A Note on Naming
Many tribes in North America have anglicized and non-anglicized versions of their names. As such, terms and spelling frequently vary depending on the author. When referencing a specific band or identified tribe, we follow how tribes refer to themselves on public-facing documents today. In cases where there was no clear precedent, we sought to use the most recognized of the non-anglicized terms. For the three most referenced tribes in this exhibit, we use the spellings: Ojibwe, Odawa, and Potawatomi, unless otherwise informed by a specific band or when directly quoting a historical source. (For alternative spellings, see the glossary.)
Due to the importance of names and naming ceremonies in some cultures, when referring to identified individuals we present the individual’s Native name (in use at the time the image was taken) first, followed by any anglicized name. It should be noted that there are often many spellings of the same name, and we use the most recognized of the non-anglicized terms.
Native vs Indian:
There are a large group of terms used to define people known to the U.S. government as “American Indians,” including but not limited to Native American, American Indian, First People, First Nations, and Indigenous. While these words have nuances in their usage, for the purpose of this exhibit we have chosen to use them interchangeably, as a way to highlight that each person in this group self-identifies differently, and that the Clements Library expands no authority on choosing a certain term to define this group.
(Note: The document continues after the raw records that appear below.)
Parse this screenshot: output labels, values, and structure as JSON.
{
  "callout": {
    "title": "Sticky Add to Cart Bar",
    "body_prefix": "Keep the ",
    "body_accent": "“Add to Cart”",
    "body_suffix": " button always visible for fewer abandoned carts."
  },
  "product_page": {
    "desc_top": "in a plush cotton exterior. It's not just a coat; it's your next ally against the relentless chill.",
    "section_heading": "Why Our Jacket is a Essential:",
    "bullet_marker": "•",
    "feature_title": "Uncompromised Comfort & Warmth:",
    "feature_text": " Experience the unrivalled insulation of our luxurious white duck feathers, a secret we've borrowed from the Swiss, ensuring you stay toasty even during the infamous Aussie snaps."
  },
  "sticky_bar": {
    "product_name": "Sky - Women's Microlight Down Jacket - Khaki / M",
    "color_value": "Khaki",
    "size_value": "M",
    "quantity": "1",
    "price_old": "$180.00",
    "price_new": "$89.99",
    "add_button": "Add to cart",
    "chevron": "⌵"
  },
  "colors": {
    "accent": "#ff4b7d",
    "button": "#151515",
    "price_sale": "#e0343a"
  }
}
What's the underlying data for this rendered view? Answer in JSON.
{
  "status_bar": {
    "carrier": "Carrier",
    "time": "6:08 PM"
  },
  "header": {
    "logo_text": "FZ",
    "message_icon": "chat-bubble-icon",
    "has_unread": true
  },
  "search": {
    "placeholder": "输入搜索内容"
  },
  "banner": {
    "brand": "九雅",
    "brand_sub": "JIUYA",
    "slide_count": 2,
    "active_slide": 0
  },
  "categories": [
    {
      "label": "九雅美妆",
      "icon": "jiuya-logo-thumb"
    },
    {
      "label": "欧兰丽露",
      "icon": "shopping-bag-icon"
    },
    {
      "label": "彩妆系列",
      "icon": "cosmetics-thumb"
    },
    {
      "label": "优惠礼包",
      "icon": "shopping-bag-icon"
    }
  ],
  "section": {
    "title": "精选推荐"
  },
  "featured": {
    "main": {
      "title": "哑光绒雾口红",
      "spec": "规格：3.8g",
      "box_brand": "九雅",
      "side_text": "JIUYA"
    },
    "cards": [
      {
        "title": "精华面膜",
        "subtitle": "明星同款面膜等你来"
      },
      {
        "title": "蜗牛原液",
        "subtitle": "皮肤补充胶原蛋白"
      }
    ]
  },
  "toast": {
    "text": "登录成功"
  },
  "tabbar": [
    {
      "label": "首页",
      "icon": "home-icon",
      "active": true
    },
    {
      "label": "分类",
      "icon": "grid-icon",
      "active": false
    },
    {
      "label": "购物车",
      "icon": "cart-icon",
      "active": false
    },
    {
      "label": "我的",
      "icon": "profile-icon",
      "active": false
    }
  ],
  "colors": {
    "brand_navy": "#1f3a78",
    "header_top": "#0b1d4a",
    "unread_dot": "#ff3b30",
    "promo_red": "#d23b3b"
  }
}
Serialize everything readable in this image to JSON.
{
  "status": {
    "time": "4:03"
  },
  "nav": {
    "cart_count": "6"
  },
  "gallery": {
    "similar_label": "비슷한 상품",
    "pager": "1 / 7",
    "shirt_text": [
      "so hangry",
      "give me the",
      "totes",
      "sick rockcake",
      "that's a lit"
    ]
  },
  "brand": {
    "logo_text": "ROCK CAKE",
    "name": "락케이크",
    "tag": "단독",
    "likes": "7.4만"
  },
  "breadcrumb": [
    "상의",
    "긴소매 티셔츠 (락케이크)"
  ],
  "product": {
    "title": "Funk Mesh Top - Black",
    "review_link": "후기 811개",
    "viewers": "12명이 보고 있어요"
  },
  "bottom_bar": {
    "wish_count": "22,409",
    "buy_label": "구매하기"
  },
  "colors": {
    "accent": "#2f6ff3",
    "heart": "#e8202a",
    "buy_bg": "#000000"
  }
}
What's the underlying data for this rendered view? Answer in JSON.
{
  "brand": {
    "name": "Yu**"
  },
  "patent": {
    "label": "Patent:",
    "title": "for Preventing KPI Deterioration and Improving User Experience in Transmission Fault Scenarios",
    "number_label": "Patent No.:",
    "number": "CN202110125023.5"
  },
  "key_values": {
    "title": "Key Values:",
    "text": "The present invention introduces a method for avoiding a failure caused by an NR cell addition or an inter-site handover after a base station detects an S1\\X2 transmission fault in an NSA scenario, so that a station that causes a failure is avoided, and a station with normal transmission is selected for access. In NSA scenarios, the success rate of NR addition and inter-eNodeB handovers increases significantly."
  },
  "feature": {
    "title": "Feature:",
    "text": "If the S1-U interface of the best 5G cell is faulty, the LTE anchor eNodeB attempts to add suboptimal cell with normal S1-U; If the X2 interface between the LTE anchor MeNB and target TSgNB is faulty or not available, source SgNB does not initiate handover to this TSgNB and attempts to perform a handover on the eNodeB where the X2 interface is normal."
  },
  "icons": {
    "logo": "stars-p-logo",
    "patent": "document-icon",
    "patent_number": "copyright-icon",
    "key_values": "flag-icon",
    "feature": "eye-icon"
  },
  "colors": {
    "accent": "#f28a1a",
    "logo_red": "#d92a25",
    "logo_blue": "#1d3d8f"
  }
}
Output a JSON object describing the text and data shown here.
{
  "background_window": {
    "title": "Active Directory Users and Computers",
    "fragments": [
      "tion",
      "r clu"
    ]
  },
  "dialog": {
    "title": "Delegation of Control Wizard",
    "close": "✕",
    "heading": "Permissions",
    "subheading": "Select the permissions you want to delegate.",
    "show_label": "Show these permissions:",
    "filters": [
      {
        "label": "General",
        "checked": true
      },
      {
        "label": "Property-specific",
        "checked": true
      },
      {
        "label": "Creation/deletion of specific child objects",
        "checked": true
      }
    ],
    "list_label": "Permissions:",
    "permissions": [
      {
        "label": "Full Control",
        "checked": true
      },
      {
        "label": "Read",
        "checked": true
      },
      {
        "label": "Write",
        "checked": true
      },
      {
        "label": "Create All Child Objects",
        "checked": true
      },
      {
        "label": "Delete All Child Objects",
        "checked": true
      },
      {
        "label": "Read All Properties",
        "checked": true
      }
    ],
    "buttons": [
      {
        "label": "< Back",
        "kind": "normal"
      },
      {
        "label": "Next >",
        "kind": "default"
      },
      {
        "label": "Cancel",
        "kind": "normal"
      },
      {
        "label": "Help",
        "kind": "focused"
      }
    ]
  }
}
Historical, Derogatory Terms:
Some of the photographers’ inscriptions and photograph titles include language that today would be considered derogatory or a slur. Such terms are identified by an * and discussed in the glossary. We did not erase these terms in an attempt to educate on their history as well as to facilitate the process of locating these photographs in the Clements Library catalog. We do not use them outside of quoting specific historical documents.